> Excerpted data:
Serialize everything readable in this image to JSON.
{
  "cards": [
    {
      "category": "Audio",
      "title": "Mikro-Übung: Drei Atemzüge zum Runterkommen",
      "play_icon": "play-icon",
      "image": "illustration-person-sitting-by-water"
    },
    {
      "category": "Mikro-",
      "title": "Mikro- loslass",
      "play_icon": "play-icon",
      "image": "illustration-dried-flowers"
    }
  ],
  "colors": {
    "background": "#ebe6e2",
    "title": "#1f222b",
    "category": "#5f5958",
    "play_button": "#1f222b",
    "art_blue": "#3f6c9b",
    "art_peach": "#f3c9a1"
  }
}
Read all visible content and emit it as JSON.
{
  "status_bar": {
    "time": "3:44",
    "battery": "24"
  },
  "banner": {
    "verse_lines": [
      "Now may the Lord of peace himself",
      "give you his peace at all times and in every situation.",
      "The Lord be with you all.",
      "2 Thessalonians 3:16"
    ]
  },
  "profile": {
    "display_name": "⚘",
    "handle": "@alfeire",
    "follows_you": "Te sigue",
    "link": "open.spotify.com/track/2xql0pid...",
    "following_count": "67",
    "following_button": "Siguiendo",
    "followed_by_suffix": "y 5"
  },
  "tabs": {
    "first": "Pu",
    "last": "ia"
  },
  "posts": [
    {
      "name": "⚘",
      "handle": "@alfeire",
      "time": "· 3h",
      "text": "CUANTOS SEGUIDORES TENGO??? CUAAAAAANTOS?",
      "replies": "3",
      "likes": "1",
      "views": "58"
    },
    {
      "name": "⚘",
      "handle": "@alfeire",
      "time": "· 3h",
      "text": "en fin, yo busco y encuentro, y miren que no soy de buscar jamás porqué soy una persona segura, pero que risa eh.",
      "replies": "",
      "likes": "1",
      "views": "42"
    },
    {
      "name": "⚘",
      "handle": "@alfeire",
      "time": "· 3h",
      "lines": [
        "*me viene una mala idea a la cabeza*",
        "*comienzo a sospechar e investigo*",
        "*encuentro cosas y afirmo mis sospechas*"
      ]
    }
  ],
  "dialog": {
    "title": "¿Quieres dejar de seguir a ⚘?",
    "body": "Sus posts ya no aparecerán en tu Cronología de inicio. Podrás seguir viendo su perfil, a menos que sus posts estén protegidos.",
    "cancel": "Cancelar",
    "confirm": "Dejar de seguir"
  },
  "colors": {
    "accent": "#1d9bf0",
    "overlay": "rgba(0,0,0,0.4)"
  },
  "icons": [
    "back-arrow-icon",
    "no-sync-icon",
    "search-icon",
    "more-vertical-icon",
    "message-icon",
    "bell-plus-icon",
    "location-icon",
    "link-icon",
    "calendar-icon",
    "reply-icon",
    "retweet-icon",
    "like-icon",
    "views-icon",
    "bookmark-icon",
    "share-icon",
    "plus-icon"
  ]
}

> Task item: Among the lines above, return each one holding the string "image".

> Written solution:
Serialize everything readable in this image to JSON.
      "image": "illustration-person-sitting-by-water"
      "image": "illustration-dried-flowers"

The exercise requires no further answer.